stocks, inventories are still far below last year's levels.

Just a month ago, oil inventories were at 24-year lows.

"We are woefully unprepared. We're practically defenseless," said Tim Evans, senior energy analyst at

IFR-Pegasus

. "The seasonal growth in demand over the next few months is going to soak up this extra oil that's likely to flow onto the market. That leaves us without an inventory cushion, and vulnerable to any supply disruption anywhere."

Most oil analysts agree that OPEC is unlikely to boost its official quota by more than 800,000 barrels a day at its meeting Sunday in Vienna. They describe Friday's downturn as a "technical correction" ahead of the OPEC meeting, rather than a sign that prices are finally easing.

Even with the slight drop Friday, oil prices remained nearly $10 a barrel higher than the target price of $25 supported publicly by OPEC members and the

Clinton

administration.

"The damage here was not really severe enough to reverse the sense of an intermediate-term uptrend," Evans said. "It's still premature to declare that a price top is in place."

That means consumers are likely to notice higher prices in a number of places this fall -- from the gas pump, to heating bills, to airline tickets.
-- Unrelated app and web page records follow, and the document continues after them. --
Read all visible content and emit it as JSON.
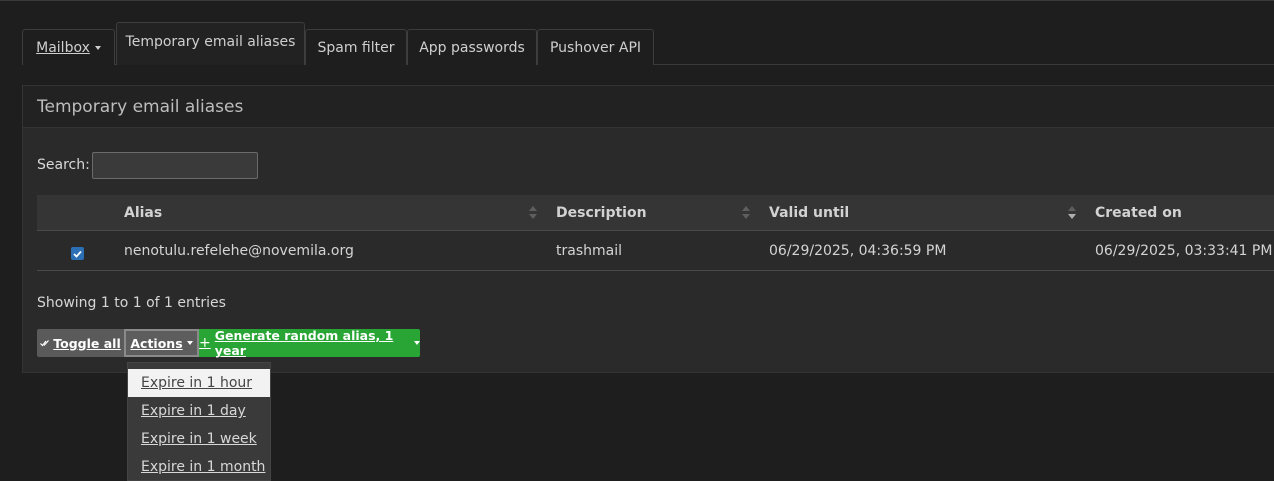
{
  "tabs": [
    {
      "label": "Mailbox",
      "dropdown": true
    },
    {
      "label": "Temporary email aliases",
      "active": true
    },
    {
      "label": "Spam filter"
    },
    {
      "label": "App passwords"
    },
    {
      "label": "Pushover API"
    }
  ],
  "panel": {
    "title": "Temporary email aliases"
  },
  "search": {
    "label": "Search:",
    "value": ""
  },
  "table": {
    "columns": [
      "Alias",
      "Description",
      "Valid until",
      "Created on"
    ],
    "rows": [
      {
        "checked": true,
        "alias": "nenotulu.refelehe@novemila.org",
        "description": "trashmail",
        "valid_until": "06/29/2025, 04:36:59 PM",
        "created_on": "06/29/2025, 03:33:41 PM"
      }
    ],
    "info": "Showing 1 to 1 of 1 entries"
  },
  "buttons": {
    "toggle_all": "Toggle all",
    "actions": "Actions",
    "generate": "Generate random alias, 1 year"
  },
  "actions_menu": [
    "Expire in 1 hour",
    "Expire in 1 day",
    "Expire in 1 week",
    "Expire in 1 month"
  ],
  "colors": {
    "background": "#1e1e1f",
    "generate_button": "#28a534",
    "checkbox": "#2b6fb5"
  }
}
On Friday, three of the country's top carriers announced they have added a $20 fuel surcharge to every roundtrip ticket to offset the effects of surging oil prices.

The surcharges are in addition to those imposed in January, and affect flights on

Continental Airlines

,

American Airlines

and

Delta Airlines

-- the second- and third-largest carriers respectively. Fuel is the second-highest cost to airlines behind labor.